This past November in Pakistan, Aasia Bibi, a Christian, was sentenced to death by hanging. Bibi is accused of insulting the Prophet Muhammad during an argument with co-workers. According to Pakistan’s blasphemy laws, the punishment for defiling the Qur’an is life imprisonment, but for insulting the Prophet the penalty is death.
President Asif Ali Zardari had initially pledged to pardon Bibi, but was later barred from doing so by a Pakistani court. Even though the punishment of death has never been carried out, the blasphemy laws have resulted in death. Many times, the accused is killed by mobs.
This story troubled me on a number of levels. First, while I find mocking or insulting of any prophet to be irreverent, I find it more reprehensible to punish that kind of action with death. All this does is further the image that Islam is intolerant and violent.
Second, most writing on blasphemy seems to agree that the punishment laid out in the Pakistani blasphemy laws are not in the Qur’an or the Sunna. In other words, it is the result of Muslim jurist’s interpretation. Shouldn’t the difference in context be considered and who these laws apply to?
Third, there are many Qur’anic verses that recognize the fact that a Muslim’s beliefs may be insulted and instructs them how to respond:
“Bear, then, with patience, all that they say, and celebrate the praises of thy Lord, before the rising of the sun and before (its) setting.” (Quran 50:39)
“And when they hear vain talk, they turn away therefrom and say: ‘To us our deeds, and to you yours; peace be to you: we seek not the ignorant.'” (Quran 28: 55)
“And the servants of Allah … are those who walk on the earth in humility, and when the ignorant address them, they say ‘Peace’!” (Quran 25:63)
With these verses in mind and the example of the Prophet Muhammad who patiently endured ridicule and sometimes persecution, I cannot see that these laws represent the spirit of Islam.

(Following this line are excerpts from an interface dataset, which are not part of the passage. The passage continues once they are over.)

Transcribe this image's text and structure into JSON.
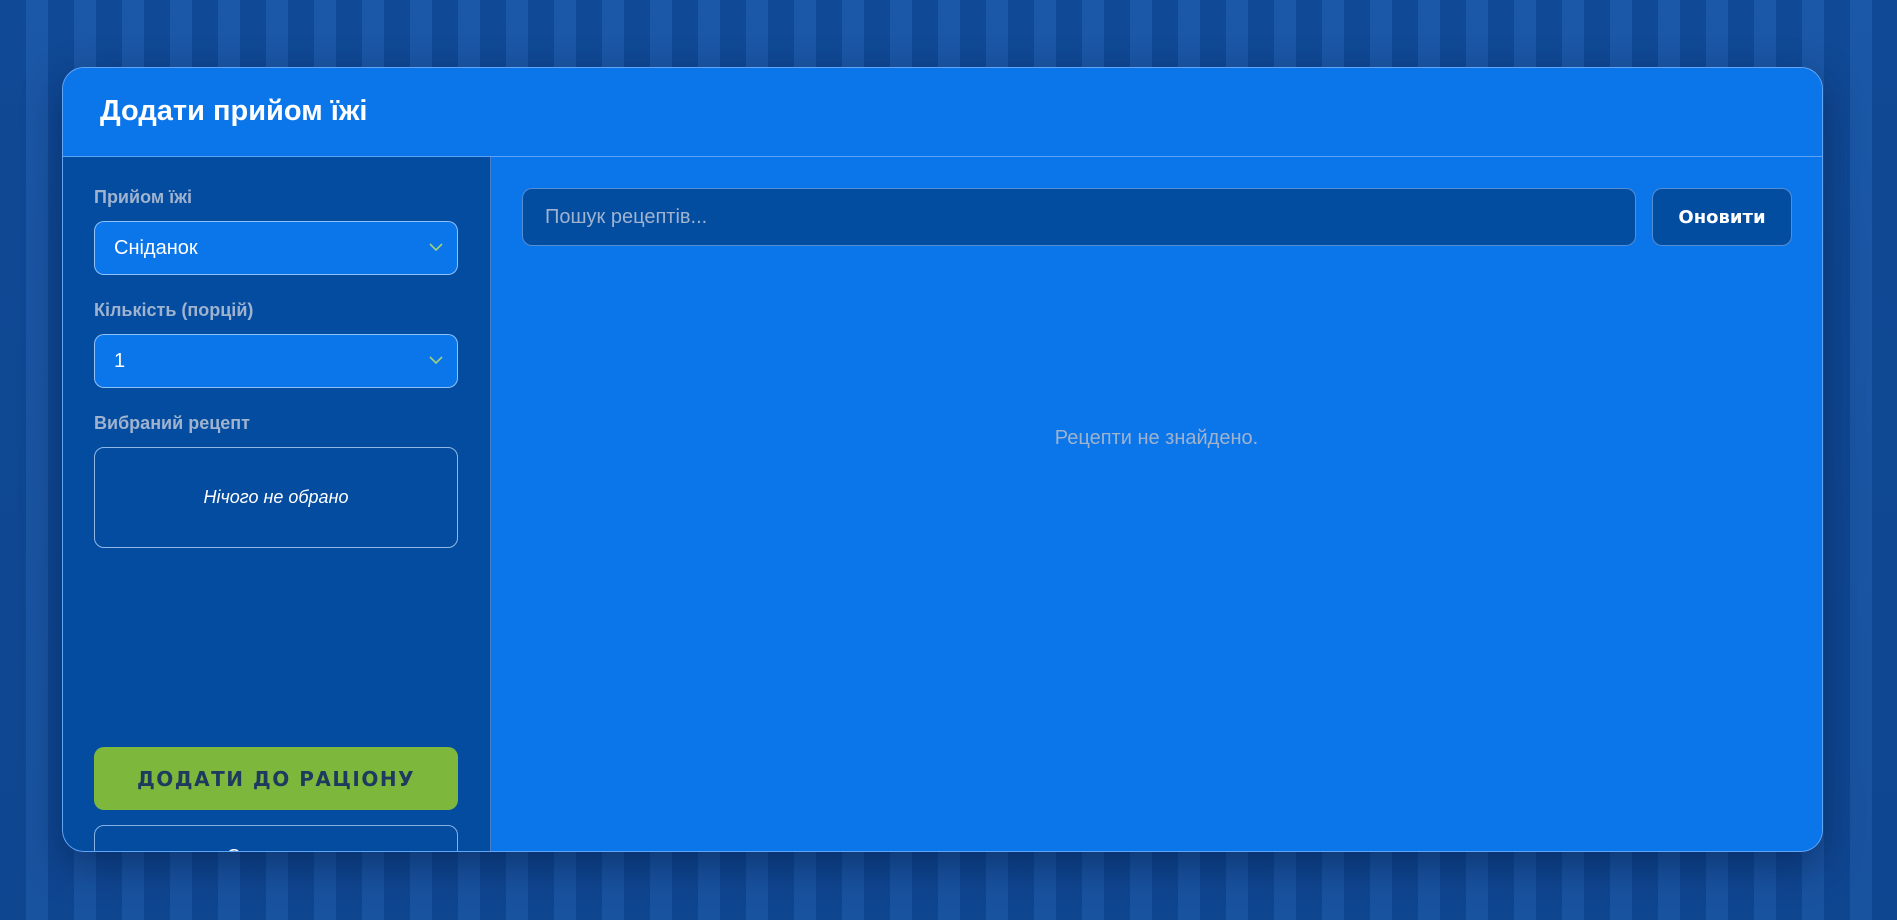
{
  "dialog": {
    "title": "Додати прийом їжі"
  },
  "form": {
    "meal_label": "Прийом їжі",
    "meal_value": "Сніданок",
    "quantity_label": "Кількість (порцій)",
    "quantity_value": "1",
    "selected_recipe_label": "Вибраний рецепт",
    "selected_recipe_empty": "Нічого не обрано",
    "add_button": "ДОДАТИ ДО РАЦІОНУ",
    "cancel_button": "Скасувати"
  },
  "recipes": {
    "search_placeholder": "Пошук рецептів...",
    "refresh_button": "Оновити",
    "empty_message": "Рецепти не знайдено."
  },
  "colors": {
    "accent": "#0b75ea",
    "panel": "#044c9f",
    "add_button": "#7db83c"
  },
  "icons": {
    "select_chevron": "chevron-down-icon"
  }
}
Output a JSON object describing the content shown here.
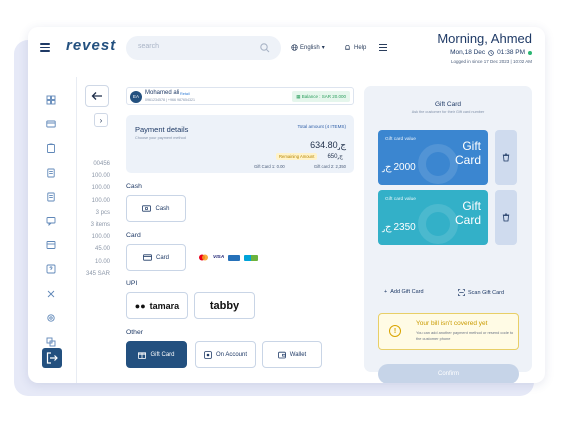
{
  "header": {
    "logo": "revest",
    "search_placeholder": "search",
    "language": "English",
    "help": "Help",
    "greeting_prefix": "Morning,",
    "greeting_name": "Ahmed",
    "date": "Mon,18 Dec",
    "time": "01:38 PM",
    "logged_in": "Logged in since 17 Dec 2023 | 10:02 AM"
  },
  "sidebar": {
    "icons": [
      "grid-icon",
      "card-icon",
      "clipboard-icon",
      "document-icon",
      "document-icon",
      "chat-icon",
      "box-icon",
      "help-icon",
      "tools-icon",
      "settings-icon",
      "layers-icon",
      "logout-icon"
    ]
  },
  "behind_list": [
    "00456",
    "100.00",
    "100.00",
    "100.00",
    "3 pcs",
    "3 items",
    "100.00",
    "45.00",
    "10.00",
    "345 SAR"
  ],
  "customer": {
    "initials": "EA",
    "name": "Mohamed ali",
    "tag": "Retail",
    "phone": "0961234578 | +966 987654321",
    "balance": "Balance : SAR 20.000"
  },
  "payment": {
    "title": "Payment details",
    "subtitle": "Choose your payment method",
    "total_label": "Total amount (4 ITEMS)",
    "total": "634.80",
    "remaining_label": "Remaining Amount",
    "remaining": "650",
    "gift_card_1": "Gift Card 1: 0.00",
    "gift_card_2": "Gift card 2: 2,350"
  },
  "methods": {
    "cash_label": "Cash",
    "cash": "Cash",
    "card_label": "Card",
    "card": "Card",
    "card_brands": [
      "VISA"
    ],
    "upi_label": "UPI",
    "tamara": "tamara",
    "tabby": "tabby",
    "other_label": "Other",
    "gift_card": "Gift Card",
    "on_account": "On Account",
    "wallet": "Wallet"
  },
  "gift_panel": {
    "title": "Gift Card",
    "subtitle": "Ask the customer for their Gift card number",
    "cards": [
      {
        "label": "Gift card value",
        "big": "Gift Card",
        "value": "2000",
        "color": "#3b86d0"
      },
      {
        "label": "Gift card value",
        "big": "Gift Card",
        "value": "2350",
        "color": "#33b0c8"
      }
    ],
    "add": "Add Gift Card",
    "scan": "Scan Gift Card",
    "warning_title": "Your bill isn't covered yet",
    "warning_text": "You can add another payment method or resend code to the customer phone",
    "confirm": "Confirm"
  }
}
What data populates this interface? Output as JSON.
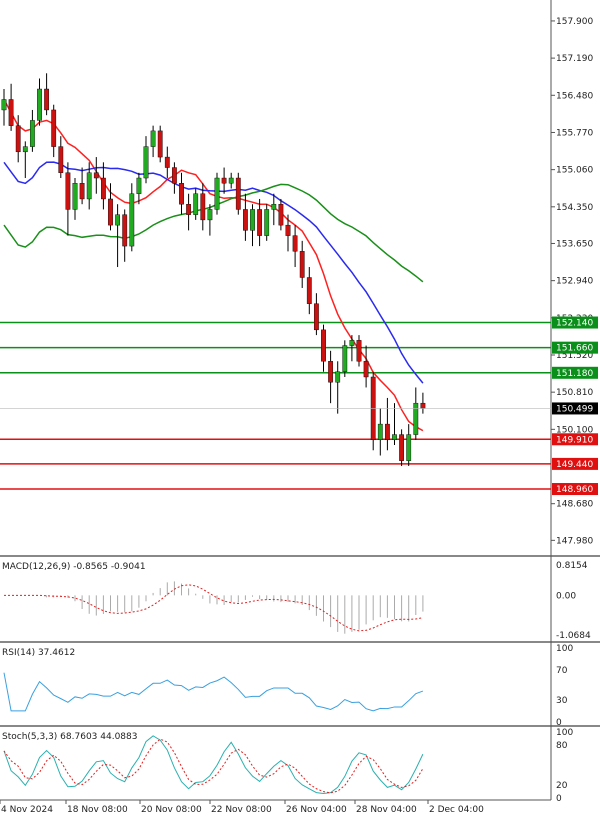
{
  "chart_data": {
    "type": "candlestick",
    "instrument_note": "",
    "x_labels": [
      "4 Nov 2024",
      "18 Nov 08:00",
      "20 Nov 08:00",
      "22 Nov 08:00",
      "26 Nov 04:00",
      "28 Nov 04:00",
      "2 Dec 04:00"
    ],
    "price_axis": {
      "ticks": [
        "157.900",
        "157.190",
        "156.480",
        "155.770",
        "155.060",
        "154.350",
        "153.650",
        "152.940",
        "152.230",
        "151.520",
        "150.810",
        "150.100",
        "148.680",
        "147.980"
      ],
      "range": [
        147.7,
        158.3
      ]
    },
    "current_price": "150.499",
    "levels": [
      {
        "value": 152.14,
        "label": "152.140",
        "color": "#0a8f1a"
      },
      {
        "value": 151.66,
        "label": "151.660",
        "color": "#0a8f1a"
      },
      {
        "value": 151.18,
        "label": "151.180",
        "color": "#0a8f1a"
      },
      {
        "value": 149.91,
        "label": "149.910",
        "color": "#e01010"
      },
      {
        "value": 149.44,
        "label": "149.440",
        "color": "#e01010"
      },
      {
        "value": 148.96,
        "label": "148.960",
        "color": "#e01010"
      }
    ],
    "candles": [
      [
        156.2,
        156.6,
        155.9,
        156.4
      ],
      [
        156.4,
        156.7,
        155.8,
        155.9
      ],
      [
        155.9,
        156.1,
        155.2,
        155.4
      ],
      [
        155.4,
        155.6,
        154.9,
        155.5
      ],
      [
        155.5,
        156.2,
        155.4,
        156.0
      ],
      [
        156.0,
        156.8,
        155.9,
        156.6
      ],
      [
        156.6,
        156.9,
        156.1,
        156.2
      ],
      [
        156.2,
        156.3,
        155.3,
        155.5
      ],
      [
        155.5,
        155.7,
        154.9,
        155.0
      ],
      [
        155.0,
        155.2,
        153.8,
        154.3
      ],
      [
        154.3,
        154.9,
        154.1,
        154.8
      ],
      [
        154.8,
        155.1,
        154.4,
        154.5
      ],
      [
        154.5,
        155.2,
        154.3,
        155.0
      ],
      [
        155.0,
        155.3,
        154.6,
        154.9
      ],
      [
        154.9,
        155.2,
        154.3,
        154.5
      ],
      [
        154.5,
        154.8,
        153.9,
        154.0
      ],
      [
        154.0,
        154.4,
        153.2,
        154.2
      ],
      [
        154.2,
        154.3,
        153.3,
        153.6
      ],
      [
        153.6,
        154.8,
        153.5,
        154.6
      ],
      [
        154.6,
        155.0,
        154.4,
        154.9
      ],
      [
        154.9,
        155.7,
        154.8,
        155.5
      ],
      [
        155.5,
        155.9,
        155.3,
        155.8
      ],
      [
        155.8,
        155.9,
        155.2,
        155.3
      ],
      [
        155.3,
        155.5,
        154.9,
        155.1
      ],
      [
        155.1,
        155.2,
        154.6,
        154.8
      ],
      [
        154.8,
        155.0,
        154.2,
        154.4
      ],
      [
        154.4,
        154.6,
        153.9,
        154.2
      ],
      [
        154.2,
        154.7,
        154.1,
        154.6
      ],
      [
        154.6,
        154.8,
        153.9,
        154.1
      ],
      [
        154.1,
        154.4,
        153.8,
        154.3
      ],
      [
        154.3,
        155.0,
        154.2,
        154.9
      ],
      [
        154.9,
        155.1,
        154.6,
        154.8
      ],
      [
        154.8,
        155.0,
        154.7,
        154.9
      ],
      [
        154.9,
        155.0,
        154.2,
        154.3
      ],
      [
        154.3,
        154.6,
        153.7,
        153.9
      ],
      [
        153.9,
        154.4,
        153.6,
        154.3
      ],
      [
        154.3,
        154.5,
        153.6,
        153.8
      ],
      [
        153.8,
        154.4,
        153.7,
        154.3
      ],
      [
        154.3,
        154.6,
        154.0,
        154.4
      ],
      [
        154.4,
        154.5,
        153.9,
        154.0
      ],
      [
        154.0,
        154.2,
        153.5,
        153.8
      ],
      [
        153.8,
        154.0,
        153.2,
        153.5
      ],
      [
        153.5,
        153.7,
        152.8,
        153.0
      ],
      [
        153.0,
        153.2,
        152.3,
        152.5
      ],
      [
        152.5,
        152.7,
        151.9,
        152.0
      ],
      [
        152.0,
        152.1,
        151.2,
        151.4
      ],
      [
        151.4,
        151.6,
        150.6,
        151.0
      ],
      [
        151.0,
        151.4,
        150.4,
        151.2
      ],
      [
        151.2,
        151.8,
        151.1,
        151.7
      ],
      [
        151.7,
        151.9,
        151.4,
        151.8
      ],
      [
        151.8,
        151.9,
        151.3,
        151.4
      ],
      [
        151.4,
        151.7,
        150.9,
        151.1
      ],
      [
        151.1,
        151.2,
        149.7,
        149.9
      ],
      [
        149.9,
        150.5,
        149.6,
        150.2
      ],
      [
        150.2,
        150.7,
        149.7,
        149.9
      ],
      [
        149.9,
        150.6,
        149.8,
        150.0
      ],
      [
        150.0,
        150.1,
        149.4,
        149.5
      ],
      [
        149.5,
        150.2,
        149.4,
        150.0
      ],
      [
        150.0,
        150.9,
        149.9,
        150.6
      ],
      [
        150.6,
        150.8,
        150.4,
        150.5
      ]
    ],
    "ma_red_label": "",
    "macd": {
      "title": "MACD(12,26,9) -0.8565 -0.9041",
      "ticks": [
        "0.8154",
        "0.00",
        "-1.0684"
      ],
      "range": [
        -1.2,
        0.95
      ]
    },
    "rsi": {
      "title": "RSI(14) 37.4612",
      "ticks": [
        "100",
        "70",
        "30",
        "0"
      ]
    },
    "stoch": {
      "title": "Stoch(5,3,3) 68.7603 44.0883",
      "ticks": [
        "100",
        "80",
        "20",
        "0"
      ]
    }
  }
}
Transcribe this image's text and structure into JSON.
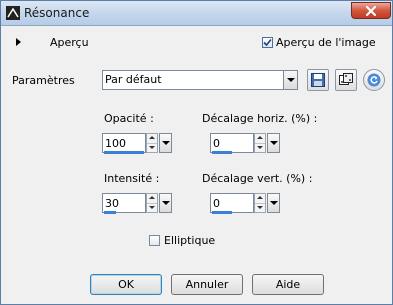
{
  "window": {
    "title": "Résonance"
  },
  "preview": {
    "label": "Aperçu",
    "checkbox_label": "Aperçu de l'image",
    "checkbox_checked": true
  },
  "params": {
    "label": "Paramètres",
    "preset_value": "Par défaut"
  },
  "fields": {
    "opacity": {
      "label": "Opacité :",
      "value": "100",
      "fill": 1.0
    },
    "hoffset": {
      "label": "Décalage horiz. (%) :",
      "value": "0",
      "fill": 0.5
    },
    "intensity": {
      "label": "Intensité :",
      "value": "30",
      "fill": 0.3
    },
    "voffset": {
      "label": "Décalage vert. (%) :",
      "value": "0",
      "fill": 0.5
    }
  },
  "elliptic": {
    "label": "Elliptique",
    "checked": false
  },
  "buttons": {
    "ok": "OK",
    "cancel": "Annuler",
    "help": "Aide"
  },
  "colors": {
    "accent": "#3d7fd6",
    "dialog_bg": "#f0f0f0"
  },
  "icons": [
    "app-icon",
    "close-icon",
    "expand-arrow-icon",
    "save-preset-icon",
    "dice-random-icon",
    "reset-icon"
  ]
}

I think there should be basic respect of each other’s faiths and prophets and these kinds of actions will not achieve it.
What do you think of the blasphemy laws? Do you think that they represent the spirit of Islam? How can we reconcile them with the example of the Prophet? Should free speech mean insulting others’ sensibilities? Please share your thoughts below.